Current fellows

2015-2016

Christos Asteriou is the author of two novels and a volume of short stories. He has also translated several books from German (among others Hofmannsthal, Gadamer, Wolf). He was the Head of the German Department at the European Center for Literary Translation (2001-2004). As a writer he has regularly contributed to salient national and international literary publications with articles on literature and art. Several of his short stories have been translated into English, Italian, Serbian and other European languages. Christos received the 2013 literature fellowship from the Berlin Academy of Arts and the 2015 Fulbright artist's fellowship. During his stay, he conducted research on his new novel interviewing Greeks expatriates in New York City.

 

2014-2015

Maria Archimandritou is an Associate Professor of Criminology and Penology at the School of Law, Aristotle University of Thessaloniki. She teaches criminology and penology and is also a poet. She has published (among other texts) nine academic books and thirteen collections of poetry. Maria was a Visiting Fellow in the Program in Hellenic Studies, Columbia University, from August-September, 2014. During her stay she conducted research on her book length writing project “Hermes.” The research project aims to explore the Homeric Hymn to Hermes as a cultural criminological narrative.

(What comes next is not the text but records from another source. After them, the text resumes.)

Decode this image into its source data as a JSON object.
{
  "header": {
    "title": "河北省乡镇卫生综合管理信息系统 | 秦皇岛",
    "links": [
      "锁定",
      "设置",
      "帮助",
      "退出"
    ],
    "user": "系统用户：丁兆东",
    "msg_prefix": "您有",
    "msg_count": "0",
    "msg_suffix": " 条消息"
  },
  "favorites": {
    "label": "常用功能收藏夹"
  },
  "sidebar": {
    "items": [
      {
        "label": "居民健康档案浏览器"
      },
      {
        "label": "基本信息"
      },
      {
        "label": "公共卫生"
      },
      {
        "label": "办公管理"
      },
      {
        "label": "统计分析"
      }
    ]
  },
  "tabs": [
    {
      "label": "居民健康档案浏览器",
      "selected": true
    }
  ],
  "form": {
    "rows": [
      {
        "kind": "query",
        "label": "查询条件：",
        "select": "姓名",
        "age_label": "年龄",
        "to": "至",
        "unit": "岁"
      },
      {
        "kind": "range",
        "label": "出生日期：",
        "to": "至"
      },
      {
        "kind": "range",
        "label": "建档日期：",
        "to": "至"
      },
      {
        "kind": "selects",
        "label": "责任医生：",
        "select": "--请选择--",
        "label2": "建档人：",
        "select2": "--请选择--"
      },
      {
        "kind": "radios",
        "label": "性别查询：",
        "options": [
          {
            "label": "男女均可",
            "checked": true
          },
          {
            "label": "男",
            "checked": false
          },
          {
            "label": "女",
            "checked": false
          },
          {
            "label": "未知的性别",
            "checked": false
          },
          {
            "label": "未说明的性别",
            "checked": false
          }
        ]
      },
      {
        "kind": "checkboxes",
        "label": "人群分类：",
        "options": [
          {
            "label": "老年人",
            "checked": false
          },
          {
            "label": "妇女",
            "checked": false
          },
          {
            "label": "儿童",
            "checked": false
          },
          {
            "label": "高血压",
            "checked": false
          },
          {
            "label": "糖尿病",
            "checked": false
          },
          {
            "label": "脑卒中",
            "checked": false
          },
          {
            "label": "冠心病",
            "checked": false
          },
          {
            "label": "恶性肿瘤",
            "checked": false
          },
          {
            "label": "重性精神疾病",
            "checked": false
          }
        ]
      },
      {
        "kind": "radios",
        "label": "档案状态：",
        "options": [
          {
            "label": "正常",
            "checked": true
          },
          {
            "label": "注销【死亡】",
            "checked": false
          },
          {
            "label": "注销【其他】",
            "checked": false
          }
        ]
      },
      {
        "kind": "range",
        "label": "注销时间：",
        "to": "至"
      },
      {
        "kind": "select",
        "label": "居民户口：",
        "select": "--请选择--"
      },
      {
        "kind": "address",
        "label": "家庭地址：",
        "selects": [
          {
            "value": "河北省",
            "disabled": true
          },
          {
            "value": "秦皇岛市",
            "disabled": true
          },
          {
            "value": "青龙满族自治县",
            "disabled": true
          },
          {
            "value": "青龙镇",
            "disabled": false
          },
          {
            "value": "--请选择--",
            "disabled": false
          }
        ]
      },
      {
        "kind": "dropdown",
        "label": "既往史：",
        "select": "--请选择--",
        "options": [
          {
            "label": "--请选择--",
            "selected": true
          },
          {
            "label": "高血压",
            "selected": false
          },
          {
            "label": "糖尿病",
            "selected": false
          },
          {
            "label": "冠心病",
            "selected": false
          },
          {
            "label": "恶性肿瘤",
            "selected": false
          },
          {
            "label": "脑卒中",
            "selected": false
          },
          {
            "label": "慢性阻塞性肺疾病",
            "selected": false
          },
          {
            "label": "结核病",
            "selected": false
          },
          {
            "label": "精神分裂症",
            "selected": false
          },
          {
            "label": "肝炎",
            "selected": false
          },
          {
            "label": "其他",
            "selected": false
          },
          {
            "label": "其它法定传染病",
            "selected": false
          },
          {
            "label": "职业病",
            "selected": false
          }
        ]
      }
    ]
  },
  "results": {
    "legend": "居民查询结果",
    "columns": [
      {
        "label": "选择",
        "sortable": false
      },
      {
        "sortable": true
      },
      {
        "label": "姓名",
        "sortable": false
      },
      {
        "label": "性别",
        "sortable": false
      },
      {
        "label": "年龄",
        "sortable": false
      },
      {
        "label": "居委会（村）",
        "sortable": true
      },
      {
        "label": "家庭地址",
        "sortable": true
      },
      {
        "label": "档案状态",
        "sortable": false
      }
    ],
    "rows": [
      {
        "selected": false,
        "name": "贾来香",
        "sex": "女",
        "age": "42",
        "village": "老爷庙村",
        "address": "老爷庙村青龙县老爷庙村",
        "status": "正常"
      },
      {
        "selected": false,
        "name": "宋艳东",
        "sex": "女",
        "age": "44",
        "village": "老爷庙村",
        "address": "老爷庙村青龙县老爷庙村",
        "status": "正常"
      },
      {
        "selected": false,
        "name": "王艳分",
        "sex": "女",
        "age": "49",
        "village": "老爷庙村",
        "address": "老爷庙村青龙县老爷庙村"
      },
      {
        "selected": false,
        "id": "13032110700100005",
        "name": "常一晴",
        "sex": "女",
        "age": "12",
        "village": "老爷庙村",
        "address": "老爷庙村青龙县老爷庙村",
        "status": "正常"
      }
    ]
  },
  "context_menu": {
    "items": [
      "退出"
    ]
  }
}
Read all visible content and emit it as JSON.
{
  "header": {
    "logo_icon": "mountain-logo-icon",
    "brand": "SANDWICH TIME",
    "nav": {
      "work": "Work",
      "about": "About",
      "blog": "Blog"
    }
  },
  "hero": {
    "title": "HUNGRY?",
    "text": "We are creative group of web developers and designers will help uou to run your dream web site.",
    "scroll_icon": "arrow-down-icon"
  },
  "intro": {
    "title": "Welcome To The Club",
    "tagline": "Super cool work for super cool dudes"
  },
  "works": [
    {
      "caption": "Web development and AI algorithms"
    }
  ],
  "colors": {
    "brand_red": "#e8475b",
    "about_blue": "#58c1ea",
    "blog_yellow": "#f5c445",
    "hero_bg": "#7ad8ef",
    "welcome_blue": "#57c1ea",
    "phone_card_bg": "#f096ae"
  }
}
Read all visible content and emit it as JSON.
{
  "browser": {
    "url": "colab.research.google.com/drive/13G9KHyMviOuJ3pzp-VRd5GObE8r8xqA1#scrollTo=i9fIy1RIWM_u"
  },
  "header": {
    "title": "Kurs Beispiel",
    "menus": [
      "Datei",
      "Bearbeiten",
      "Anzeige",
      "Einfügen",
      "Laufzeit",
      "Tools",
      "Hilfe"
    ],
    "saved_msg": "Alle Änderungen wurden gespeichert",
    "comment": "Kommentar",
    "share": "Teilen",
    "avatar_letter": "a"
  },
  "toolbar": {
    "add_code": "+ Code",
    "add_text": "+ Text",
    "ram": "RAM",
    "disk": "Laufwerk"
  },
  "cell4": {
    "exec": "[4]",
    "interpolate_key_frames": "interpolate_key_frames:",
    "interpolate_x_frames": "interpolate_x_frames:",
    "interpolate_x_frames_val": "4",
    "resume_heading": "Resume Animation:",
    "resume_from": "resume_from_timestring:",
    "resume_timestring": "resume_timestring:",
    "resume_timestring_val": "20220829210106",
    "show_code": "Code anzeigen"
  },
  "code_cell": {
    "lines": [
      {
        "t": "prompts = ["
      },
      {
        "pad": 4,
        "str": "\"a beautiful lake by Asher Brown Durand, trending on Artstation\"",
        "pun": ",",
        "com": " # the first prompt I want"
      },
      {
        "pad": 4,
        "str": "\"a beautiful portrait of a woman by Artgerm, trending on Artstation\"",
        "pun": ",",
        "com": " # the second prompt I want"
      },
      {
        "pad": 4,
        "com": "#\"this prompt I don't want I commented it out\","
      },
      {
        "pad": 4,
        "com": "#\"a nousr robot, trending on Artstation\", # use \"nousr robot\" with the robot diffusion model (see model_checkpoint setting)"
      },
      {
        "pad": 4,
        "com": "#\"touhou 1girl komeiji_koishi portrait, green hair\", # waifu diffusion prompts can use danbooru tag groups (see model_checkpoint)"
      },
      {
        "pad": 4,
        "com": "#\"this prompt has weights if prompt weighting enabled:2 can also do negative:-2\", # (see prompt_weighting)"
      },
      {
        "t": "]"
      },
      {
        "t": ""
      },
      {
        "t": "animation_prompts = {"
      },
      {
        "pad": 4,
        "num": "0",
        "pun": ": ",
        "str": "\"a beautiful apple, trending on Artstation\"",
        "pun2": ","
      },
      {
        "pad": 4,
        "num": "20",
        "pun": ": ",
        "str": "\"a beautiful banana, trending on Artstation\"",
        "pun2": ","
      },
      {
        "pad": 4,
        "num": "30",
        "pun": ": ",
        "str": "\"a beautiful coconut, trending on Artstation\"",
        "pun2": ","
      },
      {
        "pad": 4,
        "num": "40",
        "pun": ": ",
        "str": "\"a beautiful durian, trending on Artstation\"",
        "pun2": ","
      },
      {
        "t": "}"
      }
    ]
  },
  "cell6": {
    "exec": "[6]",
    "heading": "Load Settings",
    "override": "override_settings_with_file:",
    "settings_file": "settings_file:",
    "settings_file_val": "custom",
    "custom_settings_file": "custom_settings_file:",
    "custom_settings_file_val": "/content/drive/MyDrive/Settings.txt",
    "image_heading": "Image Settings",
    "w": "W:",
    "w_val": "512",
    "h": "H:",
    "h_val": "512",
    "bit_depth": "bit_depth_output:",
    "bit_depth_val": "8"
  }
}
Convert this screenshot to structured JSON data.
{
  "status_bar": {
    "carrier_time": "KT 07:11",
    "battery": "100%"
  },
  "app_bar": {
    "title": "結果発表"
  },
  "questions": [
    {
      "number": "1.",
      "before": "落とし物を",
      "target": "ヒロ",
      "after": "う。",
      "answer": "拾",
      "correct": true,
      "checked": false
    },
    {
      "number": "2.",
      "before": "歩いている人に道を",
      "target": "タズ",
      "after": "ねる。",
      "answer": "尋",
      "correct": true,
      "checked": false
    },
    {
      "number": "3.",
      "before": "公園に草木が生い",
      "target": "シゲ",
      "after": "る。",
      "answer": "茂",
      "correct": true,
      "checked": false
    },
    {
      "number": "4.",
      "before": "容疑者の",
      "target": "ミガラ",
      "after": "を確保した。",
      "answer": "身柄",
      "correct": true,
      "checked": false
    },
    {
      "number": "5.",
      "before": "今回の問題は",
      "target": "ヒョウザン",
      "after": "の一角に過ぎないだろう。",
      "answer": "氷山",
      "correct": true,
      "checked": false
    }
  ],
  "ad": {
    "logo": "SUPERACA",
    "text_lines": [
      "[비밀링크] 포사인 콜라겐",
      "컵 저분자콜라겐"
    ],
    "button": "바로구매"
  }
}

Elena Mamoulaki was a Visiting Assistant Professor in the Program in Hellenic Studies in the fall of 2014. In the fall semester she taught the interdisciplinary course entitled: “Diaspora, Exile, Immigration.” Elena was invited to present her work "Recalling the Past-Reclaiming the Future: Public Memory of WWII as a Form of Social Protest in Contemporary Greece" at the NYU Alexander S. Onassis Program in Hellenic Studies. She also presented at Columbia’s Modern Greek Seminar the paper: “The politics of Hospitality: Gender Performativity as Political (Dis) Obedience during the Greek Civil War” which is related to her research on the relationships between islanders and political exiles during the Greek Civil War. Parts of her research on the memory of exile on Ikaria island have been recently published (Ashgate 2015, Routledge 2015). She is currently a Junior Research Fellow (COFUND) at Durham University (Department of Anthropology). 

Effie Plexousaki is Assistant Professor in the Department of Social Anthropology and History, University of the Aegean, Mytilini, Greece. She teaches Ethnography of the Mediterranean and Anthropology of education. She has published two books and several articles and chapters in edited volumes and journals. Her publications and research interests focus on the management of cultural difference in Greek schools, on educational practices of the Muslim minority in Thrace and on performances of locality and nation.  Effie was a Visiting Fellow in the Program in Hellenic Studies in October 2014, working on her current research project on parents’ associations in ethno-culturally mixed schools in Thrace. 
 
Tea Gamrekeli was a Visiting Fellow in the Program in Hellenic Studies from April-May 2015. She teaches Modern Greek language and literature at the Tbilisi State University, Georgia. Part of her PhD dissertation was published as a monograph in Greek “Δομικές ιδιοτυπίες στα ποιήματα του Κ.Π. Καβάφη” (Compositional Properties of Constantine Cavafy’s Poems). She has also published more than twenty articles, chapters and essays in edited volumes and journals and co-authored Greek reading books and Modern Greek-Georgian dictionaries. Tea is currently working on her project: “Peculiarities of Constantine Cavafy’s Poetic language” and preparing a book “A Message from Alexandria” which will be the first comprehensive publication in the Georgian language to deal with Cavafy’s literary work. The book will also include Georgian translations of Cavafy’s poems.
 

Fay Zika is Assistant Professor in the Department of Art Theory and History at the Athens School of Fine Arts where she teaches philosophy and theory of art. Her research interests include colour, the senses, identity and gender, the relation between art and nature, the relation between philosophy and the arts and sciences. She has published several articles in Greek and international journals, in collective volumes and exhibition catalogues. She is the editor of the Greek translation of David Batchelor’s Chromophobia and the collection of essays Art, Thought, Life: The Aesthetic Philosophy of Alexander Nehamas. Fay was a Fulbright Visiting Scholar in the Program in Hellenic Studies from March-May 2015, working on her current research project and book concerning the revival of interest in the senses in the sciences, the arts and philosophy, and the proposal for a multimodal aesthetics.